[Entries from a dataset of interfaces]

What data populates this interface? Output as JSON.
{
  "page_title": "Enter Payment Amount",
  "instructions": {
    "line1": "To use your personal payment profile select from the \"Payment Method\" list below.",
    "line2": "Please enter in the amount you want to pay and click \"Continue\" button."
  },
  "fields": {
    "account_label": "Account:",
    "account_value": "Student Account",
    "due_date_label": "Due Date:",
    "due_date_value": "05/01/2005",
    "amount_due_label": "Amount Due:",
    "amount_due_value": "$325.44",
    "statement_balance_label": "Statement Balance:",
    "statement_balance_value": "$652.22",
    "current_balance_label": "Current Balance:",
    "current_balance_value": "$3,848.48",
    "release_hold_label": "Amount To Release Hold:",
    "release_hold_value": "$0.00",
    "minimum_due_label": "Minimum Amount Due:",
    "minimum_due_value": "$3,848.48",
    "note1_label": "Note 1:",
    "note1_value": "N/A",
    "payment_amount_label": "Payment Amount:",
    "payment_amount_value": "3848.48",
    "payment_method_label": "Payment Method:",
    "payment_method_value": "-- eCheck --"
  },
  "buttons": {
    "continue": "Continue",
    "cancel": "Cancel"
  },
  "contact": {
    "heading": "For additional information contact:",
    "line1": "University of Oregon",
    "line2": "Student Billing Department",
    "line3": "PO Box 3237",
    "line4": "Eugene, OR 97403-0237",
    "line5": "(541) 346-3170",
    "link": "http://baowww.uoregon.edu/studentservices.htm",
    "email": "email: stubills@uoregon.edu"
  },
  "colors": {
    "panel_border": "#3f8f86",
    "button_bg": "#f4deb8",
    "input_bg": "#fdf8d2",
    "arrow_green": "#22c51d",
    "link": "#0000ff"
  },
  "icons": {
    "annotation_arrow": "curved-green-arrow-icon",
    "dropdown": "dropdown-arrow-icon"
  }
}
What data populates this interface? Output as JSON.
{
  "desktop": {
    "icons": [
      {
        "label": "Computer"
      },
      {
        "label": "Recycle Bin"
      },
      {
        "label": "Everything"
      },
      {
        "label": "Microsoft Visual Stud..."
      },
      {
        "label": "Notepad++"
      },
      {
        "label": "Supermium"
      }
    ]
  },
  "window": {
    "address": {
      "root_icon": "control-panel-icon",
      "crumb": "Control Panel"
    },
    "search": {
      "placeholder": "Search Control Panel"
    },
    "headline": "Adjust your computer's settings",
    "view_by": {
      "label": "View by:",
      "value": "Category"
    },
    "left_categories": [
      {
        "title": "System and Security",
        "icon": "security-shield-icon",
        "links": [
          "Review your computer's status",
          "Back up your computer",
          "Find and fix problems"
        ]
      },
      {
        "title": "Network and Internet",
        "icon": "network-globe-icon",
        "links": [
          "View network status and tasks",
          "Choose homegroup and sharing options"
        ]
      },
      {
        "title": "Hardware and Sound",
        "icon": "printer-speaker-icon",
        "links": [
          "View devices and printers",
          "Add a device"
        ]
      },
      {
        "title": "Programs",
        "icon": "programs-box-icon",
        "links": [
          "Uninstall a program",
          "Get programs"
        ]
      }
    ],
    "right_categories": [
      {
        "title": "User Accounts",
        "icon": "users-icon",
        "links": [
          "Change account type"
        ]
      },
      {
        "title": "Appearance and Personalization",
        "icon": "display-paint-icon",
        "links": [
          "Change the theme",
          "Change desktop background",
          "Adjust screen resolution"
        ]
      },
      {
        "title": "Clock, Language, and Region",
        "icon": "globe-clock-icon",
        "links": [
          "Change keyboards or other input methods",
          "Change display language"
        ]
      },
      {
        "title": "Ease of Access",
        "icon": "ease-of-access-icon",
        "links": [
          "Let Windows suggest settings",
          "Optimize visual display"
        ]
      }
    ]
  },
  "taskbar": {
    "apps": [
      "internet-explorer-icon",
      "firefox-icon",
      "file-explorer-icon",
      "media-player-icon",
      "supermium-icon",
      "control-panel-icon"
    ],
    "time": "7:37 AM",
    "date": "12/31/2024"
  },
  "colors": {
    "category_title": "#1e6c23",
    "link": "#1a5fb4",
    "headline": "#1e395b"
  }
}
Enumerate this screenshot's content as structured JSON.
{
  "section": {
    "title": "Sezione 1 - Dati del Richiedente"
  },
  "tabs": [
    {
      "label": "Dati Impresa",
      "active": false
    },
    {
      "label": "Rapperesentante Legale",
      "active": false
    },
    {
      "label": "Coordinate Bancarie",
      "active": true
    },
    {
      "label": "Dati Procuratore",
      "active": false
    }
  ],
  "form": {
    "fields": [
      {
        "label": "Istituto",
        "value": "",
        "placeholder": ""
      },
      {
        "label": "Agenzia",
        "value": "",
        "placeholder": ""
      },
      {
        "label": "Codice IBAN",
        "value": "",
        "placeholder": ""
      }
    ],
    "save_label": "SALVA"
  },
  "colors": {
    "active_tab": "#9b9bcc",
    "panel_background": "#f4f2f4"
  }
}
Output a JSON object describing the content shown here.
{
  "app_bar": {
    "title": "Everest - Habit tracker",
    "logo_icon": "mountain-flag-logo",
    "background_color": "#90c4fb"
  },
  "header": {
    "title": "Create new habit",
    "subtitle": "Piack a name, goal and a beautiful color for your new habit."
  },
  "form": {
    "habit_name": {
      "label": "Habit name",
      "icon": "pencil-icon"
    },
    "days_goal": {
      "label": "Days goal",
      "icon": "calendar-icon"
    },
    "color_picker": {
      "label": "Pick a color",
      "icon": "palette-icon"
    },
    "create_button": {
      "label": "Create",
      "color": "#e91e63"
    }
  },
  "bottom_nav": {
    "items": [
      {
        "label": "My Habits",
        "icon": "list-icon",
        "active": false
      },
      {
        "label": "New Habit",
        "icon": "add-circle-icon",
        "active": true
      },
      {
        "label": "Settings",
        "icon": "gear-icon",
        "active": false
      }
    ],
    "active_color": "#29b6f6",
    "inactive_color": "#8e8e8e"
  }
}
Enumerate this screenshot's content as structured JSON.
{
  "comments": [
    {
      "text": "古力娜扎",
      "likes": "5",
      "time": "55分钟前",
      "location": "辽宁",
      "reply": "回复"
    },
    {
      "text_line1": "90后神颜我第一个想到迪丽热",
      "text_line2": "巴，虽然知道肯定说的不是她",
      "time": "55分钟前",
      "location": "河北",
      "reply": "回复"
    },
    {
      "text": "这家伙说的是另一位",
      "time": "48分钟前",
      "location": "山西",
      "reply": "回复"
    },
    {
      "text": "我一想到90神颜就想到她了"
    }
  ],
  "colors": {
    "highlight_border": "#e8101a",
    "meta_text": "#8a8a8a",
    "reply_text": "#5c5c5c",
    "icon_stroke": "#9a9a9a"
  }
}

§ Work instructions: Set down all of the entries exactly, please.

§ Answer to this exercise:
What data populates this interface? Output as JSON.
{
  "page_title": "Enter Payment Amount",
  "instructions": {
    "line1": "To use your personal payment profile select from the \"Payment Method\" list below.",
    "line2": "Please enter in the amount you want to pay and click \"Continue\" button."
  },
  "fields": {
    "account_label": "Account:",
    "account_value": "Student Account",
    "due_date_label": "Due Date:",
    "due_date_value": "05/01/2005",
    "amount_due_label": "Amount Due:",
    "amount_due_value": "$325.44",
    "statement_balance_label": "Statement Balance:",
    "statement_balance_value": "$652.22",
    "current_balance_label": "Current Balance:",
    "current_balance_value": "$3,848.48",
    "release_hold_label": "Amount To Release Hold:",
    "release_hold_value": "$0.00",
    "minimum_due_label": "Minimum Amount Due:",
    "minimum_due_value": "$3,848.48",
    "note1_label": "Note 1:",
    "note1_value": "N/A",
    "payment_amount_label": "Payment Amount:",
    "payment_amount_value": "3848.48",
    "payment_method_label": "Payment Method:",
    "payment_method_value": "-- eCheck --"
  },
  "buttons": {
    "continue": "Continue",
    "cancel": "Cancel"
  },
  "contact": {
    "heading": "For additional information contact:",
    "line1": "University of Oregon",
    "line2": "Student Billing Department",
    "line3": "PO Box 3237",
    "line4": "Eugene, OR 97403-0237",
    "line5": "(541) 346-3170",
    "link": "http://baowww.uoregon.edu/studentservices.htm",
    "email": "email: stubills@uoregon.edu"
  },
  "colors": {
    "panel_border": "#3f8f86",
    "button_bg": "#f4deb8",
    "input_bg": "#fdf8d2",
    "arrow_green": "#22c51d",
    "link": "#0000ff"
  },
  "icons": {
    "annotation_arrow": "curved-green-arrow-icon",
    "dropdown": "dropdown-arrow-icon"
  }
}
What data populates this interface? Output as JSON.
{
  "desktop": {
    "icons": [
      {
        "label": "Computer"
      },
      {
        "label": "Recycle Bin"
      },
      {
        "label": "Everything"
      },
      {
        "label": "Microsoft Visual Stud..."
      },
      {
        "label": "Notepad++"
      },
      {
        "label": "Supermium"
      }
    ]
  },
  "window": {
    "address": {
      "root_icon": "control-panel-icon",
      "crumb": "Control Panel"
    },
    "search": {
      "placeholder": "Search Control Panel"
    },
    "headline": "Adjust your computer's settings",
    "view_by": {
      "label": "View by:",
      "value": "Category"
    },
    "left_categories": [
      {
        "title": "System and Security",
        "icon": "security-shield-icon",
        "links": [
          "Review your computer's status",
          "Back up your computer",
          "Find and fix problems"
        ]
      },
      {
        "title": "Network and Internet",
        "icon": "network-globe-icon",
        "links": [
          "View network status and tasks",
          "Choose homegroup and sharing options"
        ]
      },
      {
        "title": "Hardware and Sound",
        "icon": "printer-speaker-icon",
        "links": [
          "View devices and printers",
          "Add a device"
        ]
      },
      {
        "title": "Programs",
        "icon": "programs-box-icon",
        "links": [
          "Uninstall a program",
          "Get programs"
        ]
      }
    ],
    "right_categories": [
      {
        "title": "User Accounts",
        "icon": "users-icon",
        "links": [
          "Change account type"
        ]
      },
      {
        "title": "Appearance and Personalization",
        "icon": "display-paint-icon",
        "links": [
          "Change the theme",
          "Change desktop background",
          "Adjust screen resolution"
        ]
      },
      {
        "title": "Clock, Language, and Region",
        "icon": "globe-clock-icon",
        "links": [
          "Change keyboards or other input methods",
          "Change display language"
        ]
      },
      {
        "title": "Ease of Access",
        "icon": "ease-of-access-icon",
        "links": [
          "Let Windows suggest settings",
          "Optimize visual display"
        ]
      }
    ]
  },
  "taskbar": {
    "apps": [
      "internet-explorer-icon",
      "firefox-icon",
      "file-explorer-icon",
      "media-player-icon",
      "supermium-icon",
      "control-panel-icon"
    ],
    "time": "7:37 AM",
    "date": "12/31/2024"
  },
  "colors": {
    "category_title": "#1e6c23",
    "link": "#1a5fb4",
    "headline": "#1e395b"
  }
}
Enumerate this screenshot's content as structured JSON.
{
  "section": {
    "title": "Sezione 1 - Dati del Richiedente"
  },
  "tabs": [
    {
      "label": "Dati Impresa",
      "active": false
    },
    {
      "label": "Rapperesentante Legale",
      "active": false
    },
    {
      "label": "Coordinate Bancarie",
      "active": true
    },
    {
      "label": "Dati Procuratore",
      "active": false
    }
  ],
  "form": {
    "fields": [
      {
        "label": "Istituto",
        "value": "",
        "placeholder": ""
      },
      {
        "label": "Agenzia",
        "value": "",
        "placeholder": ""
      },
      {
        "label": "Codice IBAN",
        "value": "",
        "placeholder": ""
      }
    ],
    "save_label": "SALVA"
  },
  "colors": {
    "active_tab": "#9b9bcc",
    "panel_background": "#f4f2f4"
  }
}
Output a JSON object describing the content shown here.
{
  "app_bar": {
    "title": "Everest - Habit tracker",
    "logo_icon": "mountain-flag-logo",
    "background_color": "#90c4fb"
  },
  "header": {
    "title": "Create new habit",
    "subtitle": "Piack a name, goal and a beautiful color for your new habit."
  },
  "form": {
    "habit_name": {
      "label": "Habit name",
      "icon": "pencil-icon"
    },
    "days_goal": {
      "label": "Days goal",
      "icon": "calendar-icon"
    },
    "color_picker": {
      "label": "Pick a color",
      "icon": "palette-icon"
    },
    "create_button": {
      "label": "Create",
      "color": "#e91e63"
    }
  },
  "bottom_nav": {
    "items": [
      {
        "label": "My Habits",
        "icon": "list-icon",
        "active": false
      },
      {
        "label": "New Habit",
        "icon": "add-circle-icon",
        "active": true
      },
      {
        "label": "Settings",
        "icon": "gear-icon",
        "active": false
      }
    ],
    "active_color": "#29b6f6",
    "inactive_color": "#8e8e8e"
  }
}
Enumerate this screenshot's content as structured JSON.
{
  "comments": [
    {
      "text": "古力娜扎",
      "likes": "5",
      "time": "55分钟前",
      "location": "辽宁",
      "reply": "回复"
    },
    {
      "text_line1": "90后神颜我第一个想到迪丽热",
      "text_line2": "巴，虽然知道肯定说的不是她",
      "time": "55分钟前",
      "location": "河北",
      "reply": "回复"
    },
    {
      "text": "这家伙说的是另一位",
      "time": "48分钟前",
      "location": "山西",
      "reply": "回复"
    },
    {
      "text": "我一想到90神颜就想到她了"
    }
  ],
  "colors": {
    "highlight_border": "#e8101a",
    "meta_text": "#8a8a8a",
    "reply_text": "#5c5c5c",
    "icon_stroke": "#9a9a9a"
  }
}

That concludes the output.